For the life of faith
And the character of Christ.
This, the apostle states, is a moral and logical obligation. He said, “you must imitate us.” The word “must” refers “to the compulsion of duty, of law, of custom, or of an inner necessity that grows out of the situation.” Here it is the moral necessity that arises out of the fact these men were their spiritual mentors who followed the Lord Jesus and who had provided them with a godly example.
Thus, Paul adds, “because we did not behave without discipline among you, …” Though they had the right to receive support from the Thessalonians, they set aside that right in order to provide a fitting example of Christ-like behavior (see verse 9).
This not only provided
An example to new Christians,
But was a way of answering
The false accusations of their accusers.
The word “without discipline” means “to be out of order, out of line.” It’s the verb form of the word used and discussed above in verse 6.
Paul himself was not idle. His readers could verify this claim (“you yourselves know,” verse 7; cf. 1 Thessalonians 2:1; 3:3; 4:2; 5:2). In imitating Paul, they would be imitating the Lord Himself (1 Thessalonians 1:6) because Paul’s life was so carefully patterned after his Lord’s. He did not loaf at Thessalonica (verse 7b), nor depend on others to supply him with free food (verse 8a). He supported himself in spite of much fatigue (“laboring to the point of exhaustion,” verse 8) and many obstacles (“toiling,” verse. 8; cf. 1 Thessalonians 2:9) in order to relieve the new Christians in Thessalonica of the burden of supporting him.
Paul did not have to exert himself so tirelessly. As an apostle, he had “the right to such help” (verse 9; cf. 1 Corinthians 9:4ff; 1Thessalonians 2:7) from his converts. He decided, however, to forego this privilege and leave an example for them to imitate.
With verse 10, the apostle reinforced their example by reminding them of their previous instruction as it pertained to working and supporting oneself and family. As I noted previously, the instruction here is aimed at those who are “unwilling to work.”
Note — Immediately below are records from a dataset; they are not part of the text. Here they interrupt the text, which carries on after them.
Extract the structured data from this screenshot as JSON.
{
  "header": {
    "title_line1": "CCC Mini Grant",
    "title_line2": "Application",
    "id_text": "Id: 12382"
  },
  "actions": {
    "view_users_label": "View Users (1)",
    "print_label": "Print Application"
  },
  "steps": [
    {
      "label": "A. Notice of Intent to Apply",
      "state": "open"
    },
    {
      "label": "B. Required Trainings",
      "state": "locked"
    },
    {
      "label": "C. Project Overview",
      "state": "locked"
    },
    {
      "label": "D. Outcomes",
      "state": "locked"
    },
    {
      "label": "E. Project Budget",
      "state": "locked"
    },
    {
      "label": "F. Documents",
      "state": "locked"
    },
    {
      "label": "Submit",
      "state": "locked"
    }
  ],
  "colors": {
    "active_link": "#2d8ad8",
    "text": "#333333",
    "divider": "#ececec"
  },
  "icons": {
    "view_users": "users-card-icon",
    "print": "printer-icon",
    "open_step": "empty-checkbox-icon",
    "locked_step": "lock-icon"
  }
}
This instruction was not just a matter
Of some cultural tendency
They may have noted
In the Thessalonians,
But of a fundamental biblical principle.
God is Himself a worker. After all, He is the Creator and Sustainer of the universe. As such, He designed a working vocation as a necessary part of life even before the fall and He expects each of us to be involved in some form of vocation that we might support ourselves and our families, find a sense of significance and destiny in our labor, and be a productive member of society.
Thus, denying support to those who are unwilling to work is not cruel, but becomes a basic form of discipline to force idlers into reality and into the responsibility of becoming productive people. This kind of discipline is tough love and provides a protection to both the individual and to the society.
This is God’s Word For Today … This Is Grace For The Journey
Rest and Rejoice in this eternal truth!
Ephesians 4:7 – “But to each one of us grace has been given as Christ apportioned it.”
Hebrews 4:16 – “Let us then approach the throne of grace with confidence, so that we may receive mercy and find grace to help us in our time of need.”